Your goal
State the count of lines in this material that hold the string "Google" and add nothing.

Records for this task
********

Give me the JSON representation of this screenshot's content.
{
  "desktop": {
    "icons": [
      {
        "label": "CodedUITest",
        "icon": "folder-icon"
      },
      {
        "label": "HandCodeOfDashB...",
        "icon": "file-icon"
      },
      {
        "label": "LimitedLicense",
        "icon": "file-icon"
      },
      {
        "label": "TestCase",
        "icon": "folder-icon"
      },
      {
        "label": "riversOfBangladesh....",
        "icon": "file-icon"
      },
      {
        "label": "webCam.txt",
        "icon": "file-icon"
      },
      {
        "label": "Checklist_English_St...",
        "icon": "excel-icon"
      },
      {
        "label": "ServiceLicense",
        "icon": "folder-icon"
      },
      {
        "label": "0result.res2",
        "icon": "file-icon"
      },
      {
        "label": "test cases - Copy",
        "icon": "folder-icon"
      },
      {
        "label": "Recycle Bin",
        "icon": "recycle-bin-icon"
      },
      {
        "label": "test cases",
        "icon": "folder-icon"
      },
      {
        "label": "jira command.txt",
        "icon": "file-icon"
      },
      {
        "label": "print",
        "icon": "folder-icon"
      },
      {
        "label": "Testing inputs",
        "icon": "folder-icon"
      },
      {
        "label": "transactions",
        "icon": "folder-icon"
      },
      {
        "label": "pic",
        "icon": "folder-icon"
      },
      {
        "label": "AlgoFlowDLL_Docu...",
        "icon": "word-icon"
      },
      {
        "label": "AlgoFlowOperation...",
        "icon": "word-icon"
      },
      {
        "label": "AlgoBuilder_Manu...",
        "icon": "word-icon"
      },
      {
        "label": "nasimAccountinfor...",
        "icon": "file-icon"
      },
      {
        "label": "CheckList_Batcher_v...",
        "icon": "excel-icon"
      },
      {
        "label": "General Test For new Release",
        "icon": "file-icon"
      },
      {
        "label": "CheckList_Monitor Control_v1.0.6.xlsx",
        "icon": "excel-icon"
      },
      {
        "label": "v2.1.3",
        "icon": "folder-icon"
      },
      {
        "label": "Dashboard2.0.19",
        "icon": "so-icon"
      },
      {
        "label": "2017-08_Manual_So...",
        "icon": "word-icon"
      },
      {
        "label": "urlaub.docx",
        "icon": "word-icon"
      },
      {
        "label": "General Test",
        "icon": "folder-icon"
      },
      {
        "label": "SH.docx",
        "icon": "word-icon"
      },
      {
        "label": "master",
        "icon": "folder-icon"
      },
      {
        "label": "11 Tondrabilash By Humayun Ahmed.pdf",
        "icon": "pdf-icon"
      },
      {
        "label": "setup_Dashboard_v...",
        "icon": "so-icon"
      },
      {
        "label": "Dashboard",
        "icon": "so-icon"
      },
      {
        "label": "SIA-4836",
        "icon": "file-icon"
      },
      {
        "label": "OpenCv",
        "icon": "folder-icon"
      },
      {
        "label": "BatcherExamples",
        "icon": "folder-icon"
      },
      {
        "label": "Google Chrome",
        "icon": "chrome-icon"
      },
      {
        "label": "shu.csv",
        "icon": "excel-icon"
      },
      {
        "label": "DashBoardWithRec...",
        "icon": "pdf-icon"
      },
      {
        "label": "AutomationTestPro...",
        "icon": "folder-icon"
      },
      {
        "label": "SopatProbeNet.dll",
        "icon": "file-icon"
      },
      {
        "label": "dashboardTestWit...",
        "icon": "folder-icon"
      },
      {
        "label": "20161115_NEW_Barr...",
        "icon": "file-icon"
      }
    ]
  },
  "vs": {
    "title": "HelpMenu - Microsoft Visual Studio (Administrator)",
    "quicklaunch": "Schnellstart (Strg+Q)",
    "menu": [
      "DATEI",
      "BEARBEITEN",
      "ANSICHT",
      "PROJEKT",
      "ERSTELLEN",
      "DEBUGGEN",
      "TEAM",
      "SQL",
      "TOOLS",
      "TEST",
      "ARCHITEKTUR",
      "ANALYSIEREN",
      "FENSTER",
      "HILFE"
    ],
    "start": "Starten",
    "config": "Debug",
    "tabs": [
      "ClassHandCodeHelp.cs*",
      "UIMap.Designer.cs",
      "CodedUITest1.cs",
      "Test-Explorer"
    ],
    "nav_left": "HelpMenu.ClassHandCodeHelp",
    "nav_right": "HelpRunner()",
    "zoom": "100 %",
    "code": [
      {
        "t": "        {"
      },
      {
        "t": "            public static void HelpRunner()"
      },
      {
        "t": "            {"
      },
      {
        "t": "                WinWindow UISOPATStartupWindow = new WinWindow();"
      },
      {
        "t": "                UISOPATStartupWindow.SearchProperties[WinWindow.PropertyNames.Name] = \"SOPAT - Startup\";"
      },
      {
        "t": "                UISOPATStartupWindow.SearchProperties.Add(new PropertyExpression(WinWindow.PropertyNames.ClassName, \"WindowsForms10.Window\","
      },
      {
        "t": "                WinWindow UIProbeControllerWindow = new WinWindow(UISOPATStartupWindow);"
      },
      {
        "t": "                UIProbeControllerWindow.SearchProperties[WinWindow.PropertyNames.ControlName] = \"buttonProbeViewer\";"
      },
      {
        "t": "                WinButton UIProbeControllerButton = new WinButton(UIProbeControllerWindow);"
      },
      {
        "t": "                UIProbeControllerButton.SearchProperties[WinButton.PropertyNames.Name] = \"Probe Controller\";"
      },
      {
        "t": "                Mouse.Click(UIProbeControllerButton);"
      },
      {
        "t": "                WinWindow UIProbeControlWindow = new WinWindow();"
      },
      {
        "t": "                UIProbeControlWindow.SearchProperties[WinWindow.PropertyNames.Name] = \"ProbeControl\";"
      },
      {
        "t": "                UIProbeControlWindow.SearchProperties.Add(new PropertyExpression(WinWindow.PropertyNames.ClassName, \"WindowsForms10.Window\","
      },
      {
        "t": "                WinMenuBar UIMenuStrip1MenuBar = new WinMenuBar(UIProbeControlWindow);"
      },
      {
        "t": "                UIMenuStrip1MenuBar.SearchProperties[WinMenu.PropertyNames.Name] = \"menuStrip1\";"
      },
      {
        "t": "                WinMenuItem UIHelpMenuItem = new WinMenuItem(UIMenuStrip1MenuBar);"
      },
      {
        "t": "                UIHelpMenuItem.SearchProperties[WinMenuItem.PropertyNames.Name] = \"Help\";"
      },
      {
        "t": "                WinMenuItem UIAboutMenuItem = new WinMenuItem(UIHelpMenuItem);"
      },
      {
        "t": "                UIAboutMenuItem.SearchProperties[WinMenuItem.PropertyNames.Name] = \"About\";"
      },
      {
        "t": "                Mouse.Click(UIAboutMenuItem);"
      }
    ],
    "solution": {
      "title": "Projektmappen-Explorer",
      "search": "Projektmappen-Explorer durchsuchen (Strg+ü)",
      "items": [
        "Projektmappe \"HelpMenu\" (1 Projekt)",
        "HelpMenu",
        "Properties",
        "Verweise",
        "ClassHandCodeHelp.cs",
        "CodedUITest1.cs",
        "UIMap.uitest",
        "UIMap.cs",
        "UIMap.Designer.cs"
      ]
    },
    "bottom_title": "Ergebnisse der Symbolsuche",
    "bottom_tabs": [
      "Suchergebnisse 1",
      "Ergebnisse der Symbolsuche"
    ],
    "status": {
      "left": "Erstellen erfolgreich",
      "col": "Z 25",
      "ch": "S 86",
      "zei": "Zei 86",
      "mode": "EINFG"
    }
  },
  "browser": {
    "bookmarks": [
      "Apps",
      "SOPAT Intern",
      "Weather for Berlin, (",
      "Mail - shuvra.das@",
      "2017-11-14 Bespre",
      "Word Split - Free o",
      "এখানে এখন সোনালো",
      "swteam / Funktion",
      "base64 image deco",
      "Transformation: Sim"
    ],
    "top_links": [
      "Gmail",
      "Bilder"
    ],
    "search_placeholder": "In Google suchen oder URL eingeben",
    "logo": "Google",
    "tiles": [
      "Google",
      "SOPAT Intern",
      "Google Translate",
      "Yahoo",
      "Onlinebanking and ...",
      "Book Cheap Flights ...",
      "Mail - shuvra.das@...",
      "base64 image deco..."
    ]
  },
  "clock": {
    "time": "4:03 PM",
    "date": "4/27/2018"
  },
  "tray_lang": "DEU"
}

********

Solution to this problem
5